Later than evening we headed to the Monique Lhuillier show and I won’t lie, I only went to this show because my lovely friend Janel Tanna wanted to go. When I thought of this brand I mostly envisioned princessy gowns and wedding dresses, which, quite frankly, is not my style. Albeit, I went, and I was not disappointed. The collection actually impressed me and wasn’t at all what I thought it would be. Monique used rich textures, mixed patterns I never would have imagined together myself, presented colorful metallics, and used colors people would normally associate with a spring line. It was certainly a change for the designer. Another change the brand decided to test out is allowing the collection to be immediately available. In the past, designer collections weren’t available until the next year, but with the rise of social media and access to photographs of their designs, many brands have had to evolve. There was some debate throughout the week on whether the fact that attendees are allowed to instagram or snapchat entire designer collections was a GOOD thing or not, because when the general public is able to see the clothes a YEAR before they hit the market, designer looks can be recreated by knock-off brands prior to the real thing ever hitting stores.
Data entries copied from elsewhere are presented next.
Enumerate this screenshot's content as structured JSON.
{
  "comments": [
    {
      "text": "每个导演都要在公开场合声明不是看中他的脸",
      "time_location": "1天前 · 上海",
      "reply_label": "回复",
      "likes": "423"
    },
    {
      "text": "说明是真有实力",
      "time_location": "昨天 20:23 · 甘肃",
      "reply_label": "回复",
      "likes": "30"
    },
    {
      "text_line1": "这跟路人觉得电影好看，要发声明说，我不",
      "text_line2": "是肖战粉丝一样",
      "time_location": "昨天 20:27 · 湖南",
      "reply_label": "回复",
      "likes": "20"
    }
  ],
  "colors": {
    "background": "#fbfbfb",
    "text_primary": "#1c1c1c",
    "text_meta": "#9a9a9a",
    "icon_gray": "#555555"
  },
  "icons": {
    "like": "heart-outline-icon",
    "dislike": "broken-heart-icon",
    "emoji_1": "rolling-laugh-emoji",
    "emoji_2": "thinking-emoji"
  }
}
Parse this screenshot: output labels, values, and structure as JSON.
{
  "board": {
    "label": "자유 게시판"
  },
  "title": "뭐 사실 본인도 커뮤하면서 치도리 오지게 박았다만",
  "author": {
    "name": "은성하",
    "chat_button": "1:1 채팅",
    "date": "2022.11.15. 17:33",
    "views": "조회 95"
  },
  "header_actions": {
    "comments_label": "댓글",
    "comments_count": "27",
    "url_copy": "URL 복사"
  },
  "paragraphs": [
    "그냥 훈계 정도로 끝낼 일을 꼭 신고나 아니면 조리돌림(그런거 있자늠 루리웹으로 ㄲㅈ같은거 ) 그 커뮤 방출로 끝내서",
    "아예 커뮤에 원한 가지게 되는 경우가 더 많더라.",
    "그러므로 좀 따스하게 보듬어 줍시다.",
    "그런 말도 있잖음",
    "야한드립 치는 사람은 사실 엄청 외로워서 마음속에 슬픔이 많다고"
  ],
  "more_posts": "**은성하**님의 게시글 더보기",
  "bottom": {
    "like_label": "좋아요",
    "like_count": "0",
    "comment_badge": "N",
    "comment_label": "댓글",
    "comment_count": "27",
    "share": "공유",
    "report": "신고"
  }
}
Due to this many designers such as Monique and Tom Ford have chosen to change up the game.
After all the show madness it was time to unwind. It was Saturday night and Janel and I were headed to the Boom Boom Room at the top of the Standard Highline hotel for the official Herve Leger, BCBG, and Max Azria after party. The exclusive after party spared no expense, servers placed a glass of champagne in your hand the second you walked in, the premium open bar was flowing all night and the gorgeous guests all danced the night away. Celebrity guests included Alexis Ren, Debbie Ryan, EJ Johnson, and Jesse Metcalfe.
The following day I took the day off from fashion week madness to see some family but Monday we were right back at it and heading to Zac Posen’s show in Soho. Zac had granted us backstage passes so we were able to go early and see the models getting ready and talk to Zac himself about his latest collection. Posen explained that his collection was inspired by Ugandan princess Elizabeth of Toro and how he was steering away from the formal gowns we have seen from him in previous collections. I was blown away by how nice and endearing Zac was, not pretentious at all- he even gifted backstage guests with a gorgeous handbag that I will definitely be wearing all year. We then took our front row seats and waited for the show to start. Now, being that the collection was inspired by an Ugandan princess I should not have been surprised that Zac cast predominantly black models, but I was certainly impressed. The fashion industry is notorious for using mostly white models in shows and casting 1-2 black women. Zac instead chose to change the game and cast not 1, not 5, not even 10 - Zac cast TWENTY FIVE black models. Twenty. Five. Now that is what I call making a statement.
As the week was coming to an end I had one last show to attend, an independent show by Laurel Dewitt, an avant garde designer who uses metals and elaborate chains in her designs. Her pieces have been featured in Vogue and Harper’s Bazaar, as well as music videos for Beyonce and Nicki Minaj. Everything about this show was different than the official shows I had been to throughout the week starting with the venue. Laurel opted to have her show at 1 OAK NYC creating a vibe that was both fashion show and after party all in one. The clothes, although not wearable in everyday life, were BREATHTAKING. Laurel Dewitt is nothing short of a true artist.
Overall NYFW Fall/Winter 2016 was quite the sensory experience, the fashion industry is evolving so rapidly and I for one can not wait to see what the future holds!